ESB Angler with Tarpon

On the last day of fishing and with the group totally at peace with the earthly and spiritual world of these Mayan lands, our guests enjoyed an excellent day where the tarpon and snook catches satiated their expectations and everyone returned with a smile on their faces, or perhaps the smile was due to the fact that once again the fishing had served as the perfect excuse to get together and enjoy themselves with great friends.

Throughout the week, the winds maintained their easterly direction, varying in speed between 10 and 18 mph. Clouds were thick, but scattered on some days.

Tides were pronounced, which helped our guides develop the proposed fishing strategies for each day.

In the classic Caribbean sunshine, there was nothing new: Permit were attracted to Flexos, ESB Sp

awning Shrimp, Casa Blanca, ESB Yellow Eyes Raghead Crab, Tequila Twister, among others.

Tarpon and Snook
This week, these fish were tempted with an incredible variety of flies, all following the same pattern: streamers on 0/2 or 0/3 hooks, imitating baitfish in a wide range of colors.

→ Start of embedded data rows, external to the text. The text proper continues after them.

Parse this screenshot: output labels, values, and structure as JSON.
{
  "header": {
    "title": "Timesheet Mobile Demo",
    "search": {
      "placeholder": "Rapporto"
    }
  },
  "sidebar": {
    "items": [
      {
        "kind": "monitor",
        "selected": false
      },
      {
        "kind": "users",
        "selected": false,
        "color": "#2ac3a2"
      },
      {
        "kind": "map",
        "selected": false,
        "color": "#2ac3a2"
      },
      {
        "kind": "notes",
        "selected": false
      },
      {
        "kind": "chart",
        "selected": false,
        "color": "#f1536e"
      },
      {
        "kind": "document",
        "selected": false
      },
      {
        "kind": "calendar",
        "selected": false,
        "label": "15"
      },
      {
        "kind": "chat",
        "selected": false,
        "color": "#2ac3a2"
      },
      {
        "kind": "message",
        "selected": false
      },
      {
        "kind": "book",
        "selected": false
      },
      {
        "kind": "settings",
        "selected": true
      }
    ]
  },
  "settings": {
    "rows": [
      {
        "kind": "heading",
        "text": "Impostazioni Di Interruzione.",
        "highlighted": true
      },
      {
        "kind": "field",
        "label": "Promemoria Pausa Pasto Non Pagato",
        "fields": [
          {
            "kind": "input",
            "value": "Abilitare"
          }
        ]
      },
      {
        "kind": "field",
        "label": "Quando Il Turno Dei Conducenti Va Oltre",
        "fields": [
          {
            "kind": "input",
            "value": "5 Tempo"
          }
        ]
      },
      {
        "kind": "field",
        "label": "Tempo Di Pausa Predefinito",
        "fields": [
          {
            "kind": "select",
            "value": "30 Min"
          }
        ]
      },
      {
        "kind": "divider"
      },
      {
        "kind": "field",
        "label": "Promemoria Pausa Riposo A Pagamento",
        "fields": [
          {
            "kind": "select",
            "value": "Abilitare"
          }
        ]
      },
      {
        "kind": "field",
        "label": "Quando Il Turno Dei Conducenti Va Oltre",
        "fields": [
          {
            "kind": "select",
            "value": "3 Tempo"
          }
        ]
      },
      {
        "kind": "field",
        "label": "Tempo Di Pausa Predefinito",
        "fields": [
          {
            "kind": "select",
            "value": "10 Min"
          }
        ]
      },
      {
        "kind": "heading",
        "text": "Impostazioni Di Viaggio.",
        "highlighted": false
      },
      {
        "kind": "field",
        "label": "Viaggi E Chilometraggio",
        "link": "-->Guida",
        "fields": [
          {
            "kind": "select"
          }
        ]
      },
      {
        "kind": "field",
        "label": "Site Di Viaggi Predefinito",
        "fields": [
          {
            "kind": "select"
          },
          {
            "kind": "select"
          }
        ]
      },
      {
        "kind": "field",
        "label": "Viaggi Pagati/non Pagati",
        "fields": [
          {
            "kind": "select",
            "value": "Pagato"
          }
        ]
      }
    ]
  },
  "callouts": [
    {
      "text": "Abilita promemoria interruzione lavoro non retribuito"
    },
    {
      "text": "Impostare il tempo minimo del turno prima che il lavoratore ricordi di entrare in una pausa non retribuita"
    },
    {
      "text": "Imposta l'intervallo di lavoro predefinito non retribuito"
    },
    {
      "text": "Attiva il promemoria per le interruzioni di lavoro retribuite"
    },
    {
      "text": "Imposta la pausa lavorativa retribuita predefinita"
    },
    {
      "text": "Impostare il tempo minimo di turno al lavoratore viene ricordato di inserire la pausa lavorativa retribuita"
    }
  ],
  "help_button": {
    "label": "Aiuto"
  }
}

These fish, the noblest in the bay, are always ready and willing to take any crab, shrimp or small fish imitation presented on #6 and #8 hooks.With Chiara and Dane in the faraway Chilean lands, working on every little detail for the new season of El Saltamontes, all of us here at ESB make sure that everything continues to work and to offer our guests always a little bit more of what they expect from their week with us.

See you next week with a new report and do not hesitate to contact our friends at The Fly Shop so they can tell you first-hand what life is like in Espiritu Santo Bay, the Sian Ka’an biosphere reserve (which means “Where the sky begins”, in the Mayan language).

Taak ulak k’iin and Ka xi’ik teech utsil
(See you later and good luck! in Mayan language)
Martin Ferreyra Gonzalez and the entire ESB Family

800-669-3474530-222-3555 | | ESB Lodge

ESB Angler with Permit

ESB Group Shot APR 14 - 21, 2024